If Red Wing remains angered, Egan doesn't quit his new job, resign as mayor or the council doesn't remove him, citzens still have recourse to a recall election if they're not happy with Egan's arrangements.
The City Charter allows for recall in Chapter 6. Here are the relevant sections about recall committees and petitions:
Section 6.13 The Recall Any five registered voters may form themselves into a committee for the purpose of bringing about the recall of any elected officer of the City. In the case of the Mayor and Council Member At Large, the committee may be composed of registered voters from any ward of the City. In the case of all other Council Members the committee shall consist of registered voters from the ward or wards in which said Council Member is elected. The committee shall certify to the clerical officer the name of the officer whose removal is sought, a statement of the grounds for removal in not more than 250 words, and their intention to bring about this recall. A copy of this certification shall be attached to each signature paper, and no signature paper shall be put into circulation previous to such certification.

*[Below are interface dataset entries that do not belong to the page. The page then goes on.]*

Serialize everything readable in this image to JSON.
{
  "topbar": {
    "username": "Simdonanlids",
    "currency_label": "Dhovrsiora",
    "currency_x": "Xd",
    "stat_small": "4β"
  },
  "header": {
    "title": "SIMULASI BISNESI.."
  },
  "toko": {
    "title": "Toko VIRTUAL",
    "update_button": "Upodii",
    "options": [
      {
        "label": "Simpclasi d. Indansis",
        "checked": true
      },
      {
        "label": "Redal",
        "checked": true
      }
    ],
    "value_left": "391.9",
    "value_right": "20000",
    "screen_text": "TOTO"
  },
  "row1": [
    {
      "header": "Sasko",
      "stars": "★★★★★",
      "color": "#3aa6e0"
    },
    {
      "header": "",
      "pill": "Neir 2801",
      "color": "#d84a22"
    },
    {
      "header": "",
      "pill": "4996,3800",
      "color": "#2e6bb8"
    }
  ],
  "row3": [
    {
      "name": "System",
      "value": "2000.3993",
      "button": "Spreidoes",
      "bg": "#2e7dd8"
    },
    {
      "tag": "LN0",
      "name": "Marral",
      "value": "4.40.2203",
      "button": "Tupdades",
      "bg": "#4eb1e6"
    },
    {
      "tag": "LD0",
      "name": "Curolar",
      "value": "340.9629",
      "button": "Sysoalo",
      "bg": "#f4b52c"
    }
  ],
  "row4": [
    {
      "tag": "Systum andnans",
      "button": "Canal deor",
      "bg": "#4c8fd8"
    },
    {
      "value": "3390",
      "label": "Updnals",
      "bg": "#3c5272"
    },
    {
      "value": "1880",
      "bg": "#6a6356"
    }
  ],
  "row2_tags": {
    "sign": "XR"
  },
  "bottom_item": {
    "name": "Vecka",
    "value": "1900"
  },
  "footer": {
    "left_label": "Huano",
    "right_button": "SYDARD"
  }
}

Section 6.14 Recall Petitions The petition for the recall of any official shall consist of a certificate identical with that filed with the clerical officer together with all the signature papers and affidavits thereto attached. The recall petition shall be in a form prescribed by and available from the clerical officer.
Section 6.15 Filing of Petition Within thirty (30) days after the filing of the original certificate, the committee shall file the completed petition in the office of the clerical officer. The clerical officer shall examine the petition within five (5) days, and if he/she finds it irregular in any way, or finds that in the case of Council Members elected by ward or wards that petitioners are not registered in the ward or wards said Council Member is elected from, or finds that the number of signers is less than twenty percent (20%) of the registered voters of the City or of the ward or wards said Council Member is elected from, he/she shall so notify the committee. The committee shall then be given ten (10) days in which to file additional signature papers and to correct the petition in all other respects, but they may not change the statement of the grounds upon which the recall is sought. If at the end of that time the clerical officer finds the petition still insufficient or irregular, he/she shall notify the committee to that effect and shall file the petition in his/her office. No further action shall be taken thereon. The final finding of the insufficiency or irregularity of a petition shall not prejudice the filing of a new petition for the same purpose.
So, how many registered voters are there in Red Wing, Minnesota? According to the election results for the City of Red Wing in the 2012 general election, that's 9443 voters as of 7AM on Election Day (pdf here: RedWingVoters 2012).
Twenty percent of the registered voter works out to 1888.6 people--or about 1900 people. Note that these folks can't be any old person who signs a petition, or even any resident of Red Wing. They must be registered voters.
Granted, Minnesotans can register with ease, but the bar is fairly high here. How high is the outrage factor for Red Wing's voters? Egan received 5804 votes cast in the mayor's race, or 73.52 percent. The voters didn't know--and it's probable that he didn't know--that he'd be starting a new job as Executive Director of the Minnesota Industrial Sand Council on February 1, 2013.
Screenshot: Dennis Egan's Facebook page on Tuesday, February 5. Note that he's "from" Red Wing but "lives" in St. Paul. What sort of message is that from a mayor.
If you enjoyed reading this post, consider giving a donation via paypal: